Set the data down again so that every line matches exactly.

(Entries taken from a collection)
▽

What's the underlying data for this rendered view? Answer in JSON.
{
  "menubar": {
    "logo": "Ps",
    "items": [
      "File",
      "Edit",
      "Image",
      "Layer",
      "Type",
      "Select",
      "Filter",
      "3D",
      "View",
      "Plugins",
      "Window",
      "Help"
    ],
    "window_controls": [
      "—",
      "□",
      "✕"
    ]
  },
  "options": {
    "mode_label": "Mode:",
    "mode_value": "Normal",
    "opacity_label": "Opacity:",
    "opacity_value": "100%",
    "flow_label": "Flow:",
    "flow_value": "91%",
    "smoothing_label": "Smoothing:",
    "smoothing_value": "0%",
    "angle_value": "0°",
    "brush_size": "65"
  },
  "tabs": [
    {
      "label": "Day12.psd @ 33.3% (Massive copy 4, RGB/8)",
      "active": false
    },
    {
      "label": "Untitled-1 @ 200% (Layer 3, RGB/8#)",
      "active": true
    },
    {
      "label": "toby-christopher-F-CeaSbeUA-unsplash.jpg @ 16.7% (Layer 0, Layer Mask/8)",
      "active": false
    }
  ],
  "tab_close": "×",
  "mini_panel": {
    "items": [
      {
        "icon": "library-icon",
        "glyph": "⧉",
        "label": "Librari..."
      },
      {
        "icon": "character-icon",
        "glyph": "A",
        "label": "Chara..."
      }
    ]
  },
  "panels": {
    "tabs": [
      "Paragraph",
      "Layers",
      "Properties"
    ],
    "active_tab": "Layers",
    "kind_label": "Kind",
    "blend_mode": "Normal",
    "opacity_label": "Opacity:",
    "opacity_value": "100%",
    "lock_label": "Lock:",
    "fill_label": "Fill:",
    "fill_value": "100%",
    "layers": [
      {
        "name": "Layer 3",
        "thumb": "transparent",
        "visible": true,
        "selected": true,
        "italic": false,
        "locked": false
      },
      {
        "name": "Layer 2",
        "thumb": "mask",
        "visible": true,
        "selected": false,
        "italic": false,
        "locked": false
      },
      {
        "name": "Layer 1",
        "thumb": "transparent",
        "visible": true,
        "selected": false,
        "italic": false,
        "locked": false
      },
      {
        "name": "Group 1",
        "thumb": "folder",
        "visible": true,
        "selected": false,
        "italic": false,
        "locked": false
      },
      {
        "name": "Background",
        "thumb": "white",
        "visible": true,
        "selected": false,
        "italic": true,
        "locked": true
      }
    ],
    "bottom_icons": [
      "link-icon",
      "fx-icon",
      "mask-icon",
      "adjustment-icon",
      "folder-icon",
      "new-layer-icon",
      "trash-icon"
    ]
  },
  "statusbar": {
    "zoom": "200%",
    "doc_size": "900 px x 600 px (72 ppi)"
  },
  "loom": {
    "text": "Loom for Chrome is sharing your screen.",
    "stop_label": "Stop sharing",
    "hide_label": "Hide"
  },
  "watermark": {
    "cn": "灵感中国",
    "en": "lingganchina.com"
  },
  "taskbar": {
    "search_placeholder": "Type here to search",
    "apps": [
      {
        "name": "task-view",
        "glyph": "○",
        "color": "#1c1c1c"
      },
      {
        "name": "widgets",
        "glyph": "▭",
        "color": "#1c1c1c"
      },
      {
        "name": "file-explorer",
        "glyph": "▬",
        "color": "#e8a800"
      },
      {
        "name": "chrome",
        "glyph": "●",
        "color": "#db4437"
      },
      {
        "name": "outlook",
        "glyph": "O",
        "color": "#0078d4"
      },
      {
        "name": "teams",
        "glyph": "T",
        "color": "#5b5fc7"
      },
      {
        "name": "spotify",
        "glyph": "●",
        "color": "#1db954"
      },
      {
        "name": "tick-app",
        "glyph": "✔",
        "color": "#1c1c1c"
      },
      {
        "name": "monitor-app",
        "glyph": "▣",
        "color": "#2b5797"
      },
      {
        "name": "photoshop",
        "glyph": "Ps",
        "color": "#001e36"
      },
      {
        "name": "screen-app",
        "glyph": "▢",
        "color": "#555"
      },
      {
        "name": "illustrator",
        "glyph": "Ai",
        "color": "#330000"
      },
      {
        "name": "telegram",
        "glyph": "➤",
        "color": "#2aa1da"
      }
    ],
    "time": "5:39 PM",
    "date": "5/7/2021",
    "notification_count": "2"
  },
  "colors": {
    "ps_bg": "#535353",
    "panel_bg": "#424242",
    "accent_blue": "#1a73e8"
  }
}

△

> _Result of this exercise_
What's the underlying data for this rendered view? Answer in JSON.
{
  "menubar": {
    "logo": "Ps",
    "items": [
      "File",
      "Edit",
      "Image",
      "Layer",
      "Type",
      "Select",
      "Filter",
      "3D",
      "View",
      "Plugins",
      "Window",
      "Help"
    ],
    "window_controls": [
      "—",
      "□",
      "✕"
    ]
  },
  "options": {
    "mode_label": "Mode:",
    "mode_value": "Normal",
    "opacity_label": "Opacity:",
    "opacity_value": "100%",
    "flow_label": "Flow:",
    "flow_value": "91%",
    "smoothing_label": "Smoothing:",
    "smoothing_value": "0%",
    "angle_value": "0°",
    "brush_size": "65"
  },
  "tabs": [
    {
      "label": "Day12.psd @ 33.3% (Massive copy 4, RGB/8)",
      "active": false
    },
    {
      "label": "Untitled-1 @ 200% (Layer 3, RGB/8#)",
      "active": true
    },
    {
      "label": "toby-christopher-F-CeaSbeUA-unsplash.jpg @ 16.7% (Layer 0, Layer Mask/8)",
      "active": false
    }
  ],
  "tab_close": "×",
  "mini_panel": {
    "items": [
      {
        "icon": "library-icon",
        "glyph": "⧉",
        "label": "Librari..."
      },
      {
        "icon": "character-icon",
        "glyph": "A",
        "label": "Chara..."
      }
    ]
  },
  "panels": {
    "tabs": [
      "Paragraph",
      "Layers",
      "Properties"
    ],
    "active_tab": "Layers",
    "kind_label": "Kind",
    "blend_mode": "Normal",
    "opacity_label": "Opacity:",
    "opacity_value": "100%",
    "lock_label": "Lock:",
    "fill_label": "Fill:",
    "fill_value": "100%",
    "layers": [
      {
        "name": "Layer 3",
        "thumb": "transparent",
        "visible": true,
        "selected": true,
        "italic": false,
        "locked": false
      },
      {
        "name": "Layer 2",
        "thumb": "mask",
        "visible": true,
        "selected": false,
        "italic": false,
        "locked": false
      },
      {
        "name": "Layer 1",
        "thumb": "transparent",
        "visible": true,
        "selected": false,
        "italic": false,
        "locked": false
      },
      {
        "name": "Group 1",
        "thumb": "folder",
        "visible": true,
        "selected": false,
        "italic": false,
        "locked": false
      },
      {
        "name": "Background",
        "thumb": "white",
        "visible": true,
        "selected": false,
        "italic": true,
        "locked": true
      }
    ],
    "bottom_icons": [
      "link-icon",
      "fx-icon",
      "mask-icon",
      "adjustment-icon",
      "folder-icon",
      "new-layer-icon",
      "trash-icon"
    ]
  },
  "statusbar": {
    "zoom": "200%",
    "doc_size": "900 px x 600 px (72 ppi)"
  },
  "loom": {
    "text": "Loom for Chrome is sharing your screen.",
    "stop_label": "Stop sharing",
    "hide_label": "Hide"
  },
  "watermark": {
    "cn": "灵感中国",
    "en": "lingganchina.com"
  },
  "taskbar": {
    "search_placeholder": "Type here to search",
    "apps": [
      {
        "name": "task-view",
        "glyph": "○",
        "color": "#1c1c1c"
      },
      {
        "name": "widgets",
        "glyph": "▭",
        "color": "#1c1c1c"
      },
      {
        "name": "file-explorer",
        "glyph": "▬",
        "color": "#e8a800"
      },
      {
        "name": "chrome",
        "glyph": "●",
        "color": "#db4437"
      },
      {
        "name": "outlook",
        "glyph": "O",
        "color": "#0078d4"
      },
      {
        "name": "teams",
        "glyph": "T",
        "color": "#5b5fc7"
      },
      {
        "name": "spotify",
        "glyph": "●",
        "color": "#1db954"
      },
      {
        "name": "tick-app",
        "glyph": "✔",
        "color": "#1c1c1c"
      },
      {
        "name": "monitor-app",
        "glyph": "▣",
        "color": "#2b5797"
      },
      {
        "name": "photoshop",
        "glyph": "Ps",
        "color": "#001e36"
      },
      {
        "name": "screen-app",
        "glyph": "▢",
        "color": "#555"
      },
      {
        "name": "illustrator",
        "glyph": "Ai",
        "color": "#330000"
      },
      {
        "name": "telegram",
        "glyph": "➤",
        "color": "#2aa1da"
      }
    ],
    "time": "5:39 PM",
    "date": "5/7/2021",
    "notification_count": "2"
  },
  "colors": {
    "ps_bg": "#535353",
    "panel_bg": "#424242",
    "accent_blue": "#1a73e8"
  }
}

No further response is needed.